This letter is being typed by yours truly at the hour of eight in the morning. We have a lot of work ahead of us in Company A this morning after a day layoff; but if I do not write this little bit now, you would most probably not hear from me again until Friday evening as the bivouac is scheduled for today.
It is too bad that I did not write yesterday because there were so many little items of interest that I had to relate and now I will have neither the time to relate nor will I have time to tell you in detail all that has happened since I last wrote to you on Tuesday evening at 11:00.

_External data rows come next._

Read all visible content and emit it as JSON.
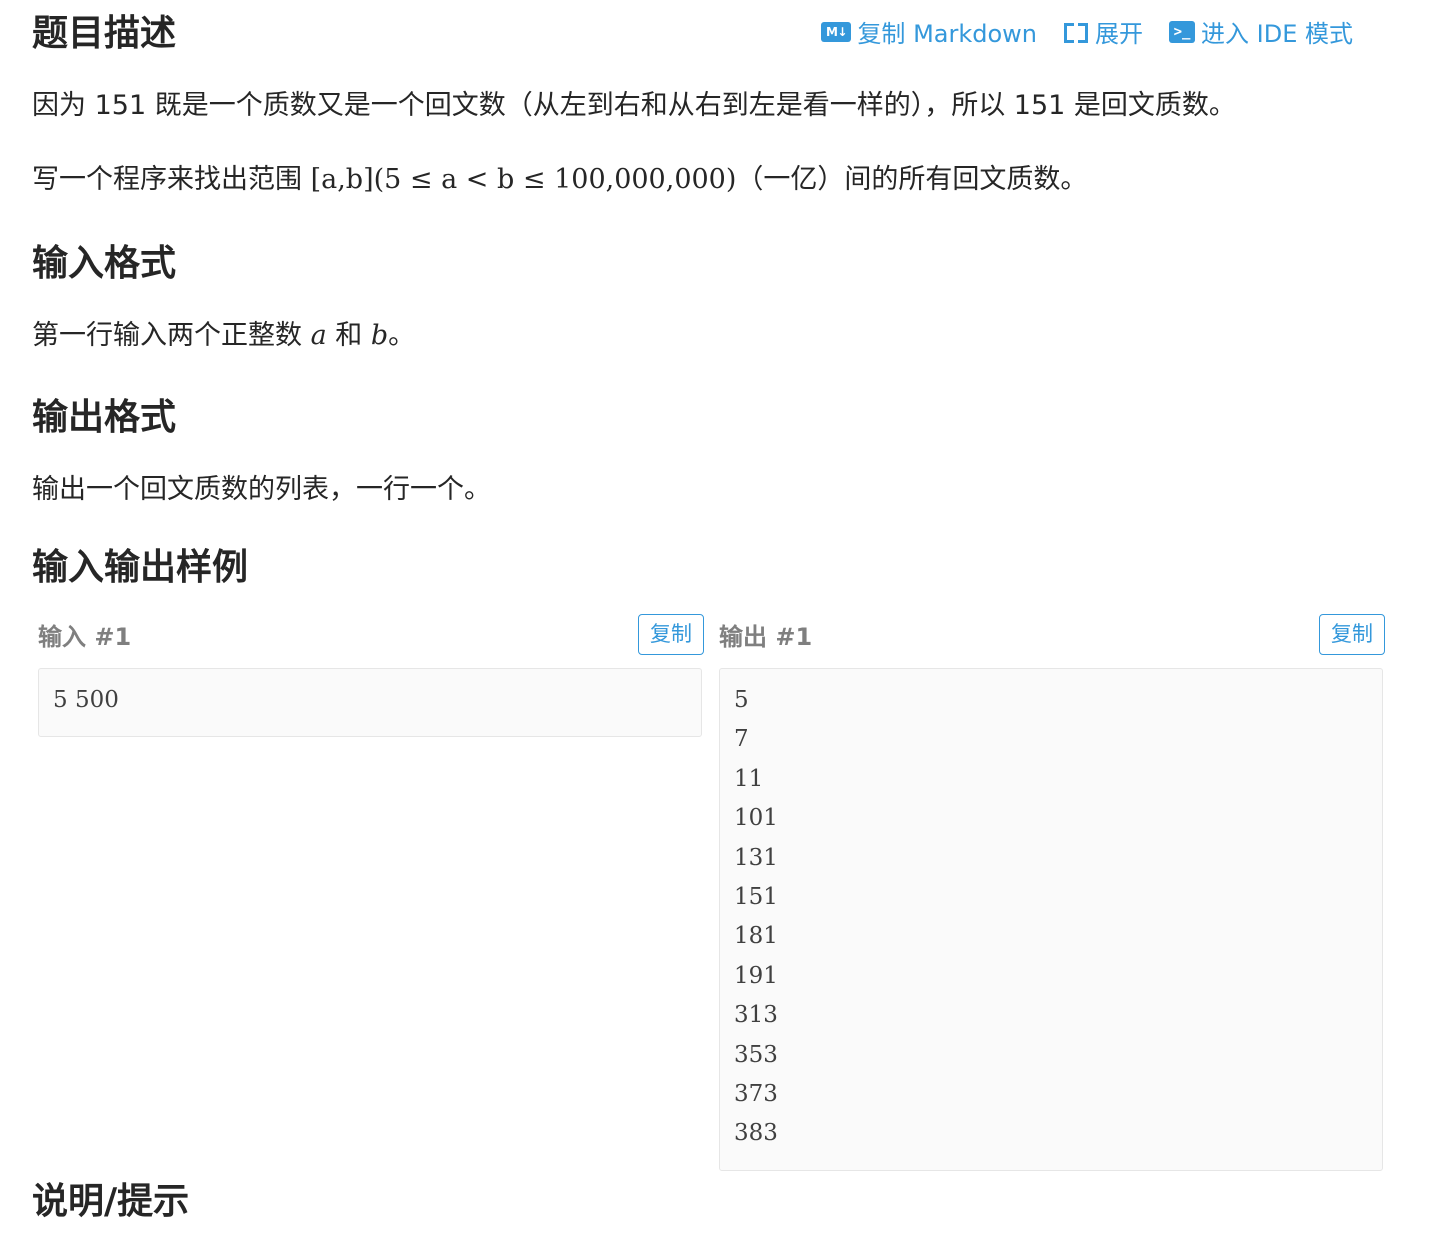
{
  "toolbar": {
    "copy_markdown": "复制 Markdown",
    "expand": "展开",
    "ide_mode": "进入 IDE 模式",
    "md_icon_text": "M↓",
    "ide_icon_text": ">_"
  },
  "description": {
    "heading": "题目描述",
    "para1": "因为 151 既是一个质数又是一个回文数（从左到右和从右到左是看一样的），所以 151 是回文质数。",
    "para2_prefix": "写一个程序来找出范围 ",
    "para2_math": "[a,b](5 ≤ a < b ≤ 100,000,000)",
    "para2_suffix": "（一亿）间的所有回文质数。"
  },
  "input_format": {
    "heading": "输入格式",
    "text_prefix": "第一行输入两个正整数 ",
    "var_a": "a",
    "text_mid": " 和 ",
    "var_b": "b",
    "text_suffix": "。"
  },
  "output_format": {
    "heading": "输出格式",
    "text": "输出一个回文质数的列表，一行一个。"
  },
  "samples": {
    "heading": "输入输出样例",
    "input_title": "输入 #1",
    "output_title": "输出 #1",
    "copy_label": "复制",
    "input_lines": [
      "5 500"
    ],
    "output_lines": [
      "5",
      "7",
      "11",
      "101",
      "131",
      "151",
      "181",
      "191",
      "313",
      "353",
      "373",
      "383"
    ]
  },
  "hint": {
    "heading": "说明/提示"
  }
}
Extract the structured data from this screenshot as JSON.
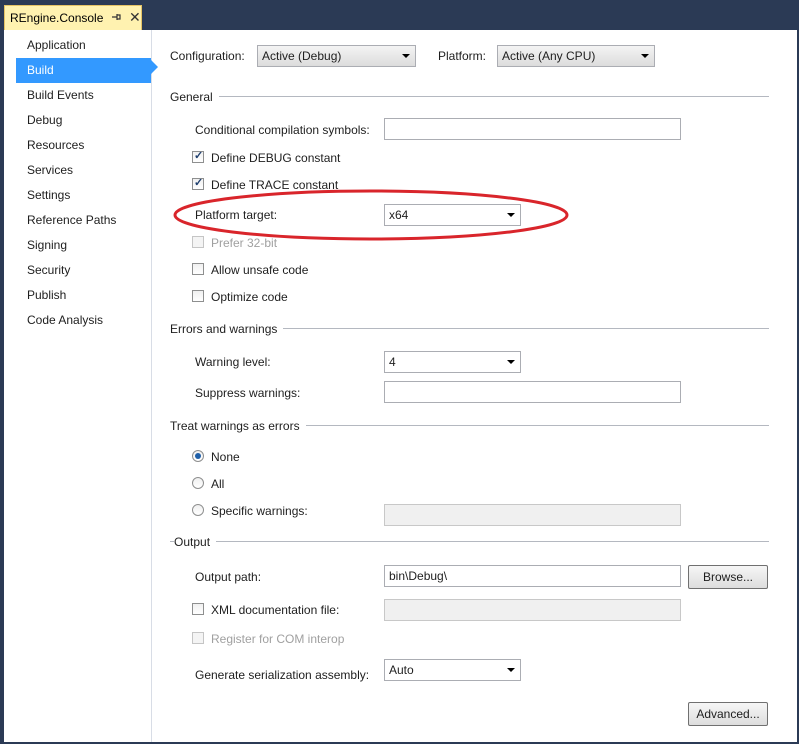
{
  "tab": {
    "title": "REngine.Console"
  },
  "sidebar": {
    "items": [
      {
        "label": "Application"
      },
      {
        "label": "Build"
      },
      {
        "label": "Build Events"
      },
      {
        "label": "Debug"
      },
      {
        "label": "Resources"
      },
      {
        "label": "Services"
      },
      {
        "label": "Settings"
      },
      {
        "label": "Reference Paths"
      },
      {
        "label": "Signing"
      },
      {
        "label": "Security"
      },
      {
        "label": "Publish"
      },
      {
        "label": "Code Analysis"
      }
    ],
    "active_index": 1
  },
  "top": {
    "configuration_label": "Configuration:",
    "configuration_value": "Active (Debug)",
    "platform_label": "Platform:",
    "platform_value": "Active (Any CPU)"
  },
  "general": {
    "title": "General",
    "cond_symbols_label": "Conditional compilation symbols:",
    "cond_symbols_value": "",
    "define_debug_label": "Define DEBUG constant",
    "define_debug_checked": true,
    "define_trace_label": "Define TRACE constant",
    "define_trace_checked": true,
    "platform_target_label": "Platform target:",
    "platform_target_value": "x64",
    "prefer32_label": "Prefer 32-bit",
    "prefer32_checked": false,
    "unsafe_label": "Allow unsafe code",
    "unsafe_checked": false,
    "optimize_label": "Optimize code",
    "optimize_checked": false
  },
  "errors": {
    "title": "Errors and warnings",
    "warning_level_label": "Warning level:",
    "warning_level_value": "4",
    "suppress_label": "Suppress warnings:",
    "suppress_value": ""
  },
  "treat": {
    "title": "Treat warnings as errors",
    "none_label": "None",
    "all_label": "All",
    "specific_label": "Specific warnings:",
    "selected": "None",
    "specific_value": ""
  },
  "output": {
    "title": "Output",
    "path_label": "Output path:",
    "path_value": "bin\\Debug\\",
    "browse_label": "Browse...",
    "xml_label": "XML documentation file:",
    "xml_checked": false,
    "xml_value": "",
    "com_label": "Register for COM interop",
    "com_checked": false,
    "serialization_label": "Generate serialization assembly:",
    "serialization_value": "Auto",
    "advanced_label": "Advanced..."
  },
  "colors": {
    "accent": "#3399ff",
    "tab_background": "#fff2b0",
    "annotation": "#d9252b"
  }
}
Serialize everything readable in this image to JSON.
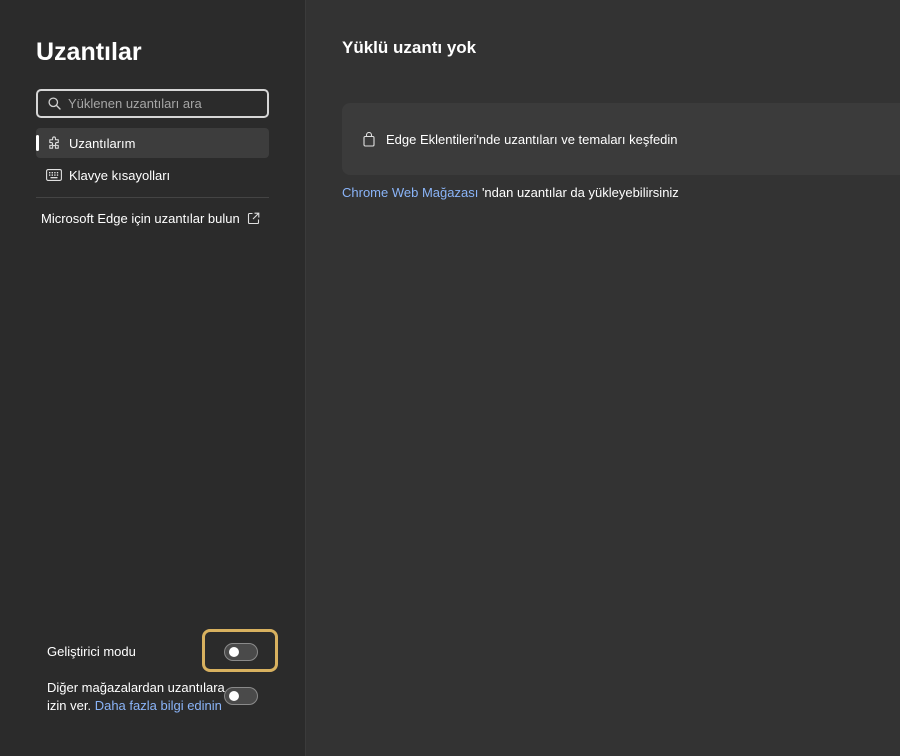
{
  "sidebar": {
    "title": "Uzantılar",
    "search": {
      "placeholder": "Yüklenen uzantıları ara",
      "value": ""
    },
    "nav": [
      {
        "label": "Uzantılarım",
        "icon": "puzzle-icon",
        "active": true
      },
      {
        "label": "Klavye kısayolları",
        "icon": "keyboard-icon",
        "active": false
      }
    ],
    "find_link": {
      "label": "Microsoft Edge için uzantılar bulun",
      "icon": "external-link-icon"
    },
    "developer_mode": {
      "label": "Geliştirici modu",
      "enabled": false
    },
    "other_stores": {
      "label_line1": "Diğer mağazalardan uzantılara",
      "label_line2": "izin ver.",
      "link": "Daha fazla bilgi edinin",
      "enabled": false
    }
  },
  "main": {
    "title": "Yüklü uzantı yok",
    "card": {
      "text": "Edge Eklentileri'nde uzantıları ve temaları keşfedin",
      "icon": "shopping-bag-icon"
    },
    "store_line": {
      "link": "Chrome Web Mağazası",
      "text": " 'ndan uzantılar da yükleyebilirsiniz"
    }
  },
  "colors": {
    "sidebar_bg": "#2b2b2b",
    "main_bg": "#333333",
    "card_bg": "#3b3b3b",
    "link": "#8ab4f8",
    "highlight": "#d8b15f"
  }
}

In brief I may say that on my off day I stayed in bed until noon as usual but I did manage to do a little studying since I lay in bed with the Army Institute course. I won't tell you anything about the course at this time because that item can always wait.
In the afternoon, Larry and I walked out of camp and then got rides over to the airport. What we were after was the cost of a ride to Los Angeles. It is exorbitant. $42.64 for one way and double that for a round trip. Of course there are army bombers at $1 for the rental of the parachute. We inquired about them and the fellow says you just have to wait until a bomber comes in with an extra parachute. Since the Medford air base is only a stop over, there is no guarantee that you can always get a ride when you want it. If this was a large airport and they carried a supply of parachutes, they would have no trouble placing you on the very first bomber which came along.
As we were walking to the airport a big Douglas B-17 came in and it was a giant. A United Airlines transport came in just a few minutes after the bomber and guess what the name of it was? Can't guess it, eh? Well it was "The City of Chicago". How we would have liked to been on that one.
There is a great deal more to that airport business than I have time to tell you of right now so all I can do is hope that next time when I type up more than one page, I will remember to tell you about it.
Last night I went to the show with John (Tommy) Edie and Lawrence (Larry) Isaacson. We saw "Forever and a Day". There wasn't an extra player in the thing. Every player was either a star in his own right or a strong supporting player. For example there was C. Aubrey Smith, Ida Lupino, Merle Oberon, Ray Milland, Charles Laughton, Claude Raines, Ian Keith, Edward Everett Horton, Sir Cedric Hardwicke, Herbert Marshall, Nigel Bruce, Victor McLaughlin, Robert Cummings, Roland Young, Brian Aherne, Donald Crisp and millions of others. It is worth seeing for the stars alone for the story itself was neither gripping nor dramatic.
Well, it looks as if my letter is going to be shorter than even I expected it would be.